They're at it again. With Americans riveted to events unfolding in Iraq, the Bush administration has somehow found time to launch an assault on the nation's preeminent clean-water law.
For 30 years, the Clean Water Act has served as the nation's major defense against the pollution of inland and ocean waters. Now, in a year that President Bush has declared the "Year of Clean Water," his administration is arguing that this landmark law should no longer apply to all waters, as Congress intended.
The White House actions are based on a narrow Supreme Court ruling from January 2001 that said Clean Water Act protections do not extend to certain "isolated" wetlands and ponds. The Supreme Court didn't provide a thorough definition of "isolated," nor did it identify what qualifies a wetland or pond for protection.
Seizing an opportunity to exempt broad swaths of American waters from federal protection, the administration launcheda process in January that could significantly limit regulation of "isolated" waters and give the White House power to decide exactly what "isolated" means. Even worse, the administration has demanded that federal agencies immediately suspend protection of many of these waters.
How radical are the proposals? Overwhelming majorities in Congress enacted the Clean Water Act and the law has survived under this original mandate with no major changes in scope through six presidential administrations. But the White House is saying that clean water protection should be based on the navigability and connectedness of a water area with other waters. This would result in classifying millions of acres of streams, wetlands, lakes, and ponds as isolated and unworthy of stewardship. In other words, we might as well let developers pave over that nonnavigable wetland on the edge of town, or allow polluters to foul the "isolated" pond at the end of the street.

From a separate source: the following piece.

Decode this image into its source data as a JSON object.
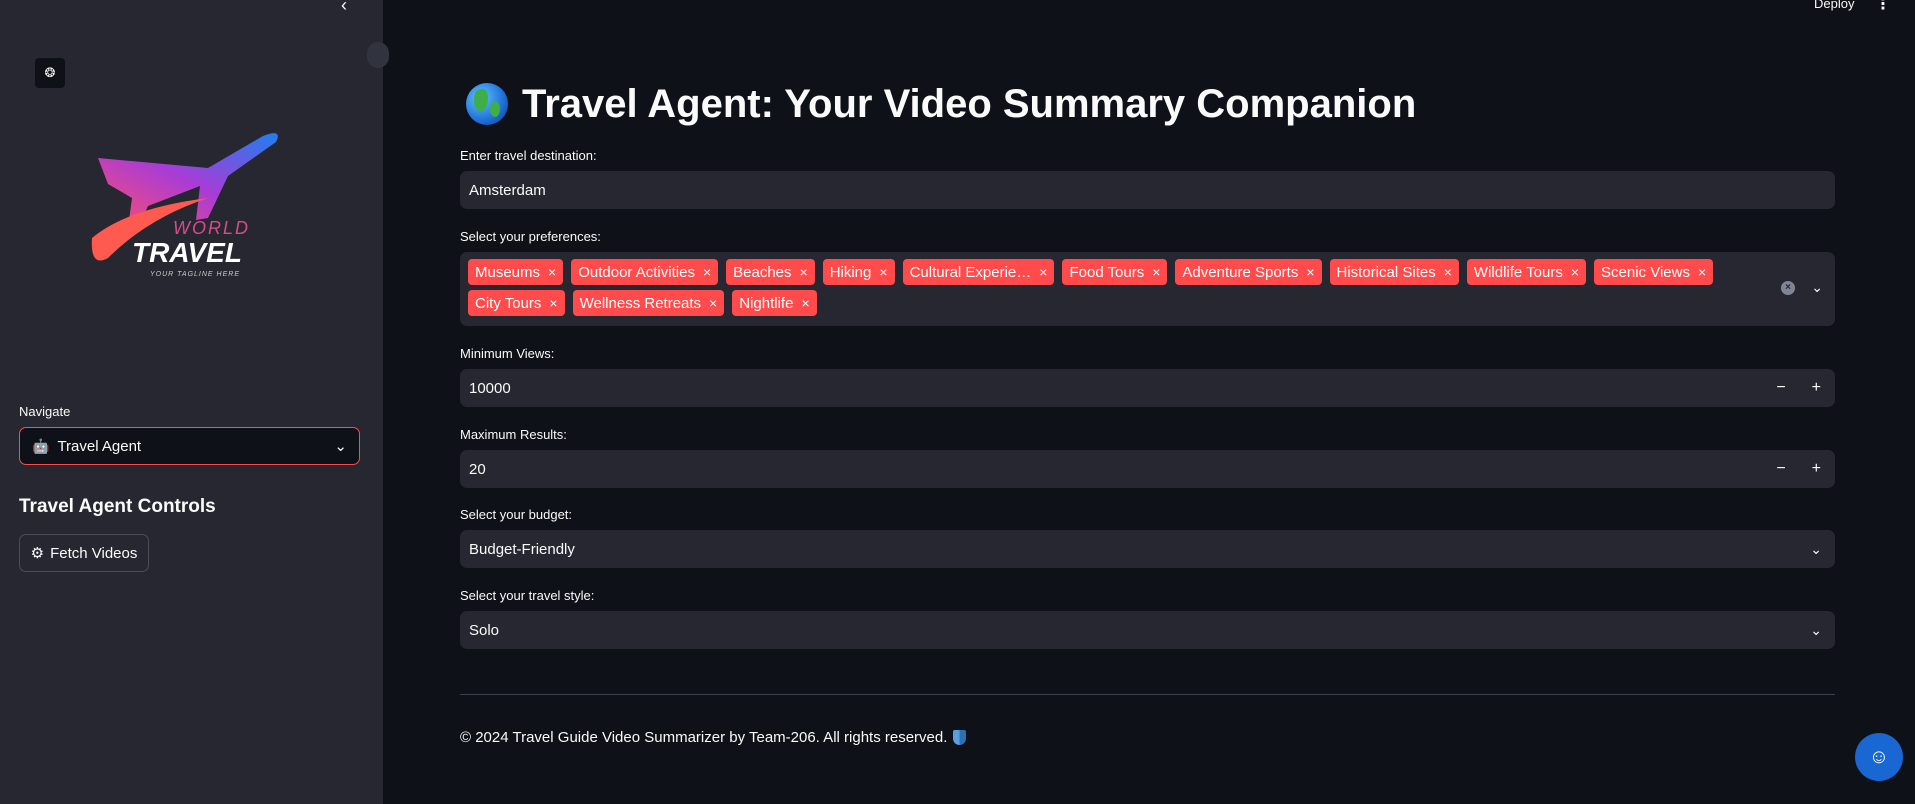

Any middle-school science student can tell you that these "isolated" wetlands are essential in keeping the environment clean and healthy. They filter drinking water, replenish groundwater supplies, control flooding, and provide habitat for fish and wildlife species. What's more, protecting wetlands is crucial to protecting the oceans downstream.
Sadly, the administration's recent action is not an isolated assault on clean-water programs. Under the White House 2004 budget proposal, the EPA faces massive cuts - clean-water programs take the biggest hit.
Two years ago, the Bush administration received flak for a proposal to allow higher levels of arsenic in US drinking water. Thanks to a public outcry, that idea went down the drain. We hope the same thing happens to the latest plan to weaken basic clean-water protections. Instead of poking holes in the Clean Water Act, we should be working to make it stronger so that future generations will be able to enjoy all of our nation's waters, isolated or not.
• Roger T. Rufe Jr., a retired US Coast Guard vice admiral, is president and CEO of The Ocean Conservancy.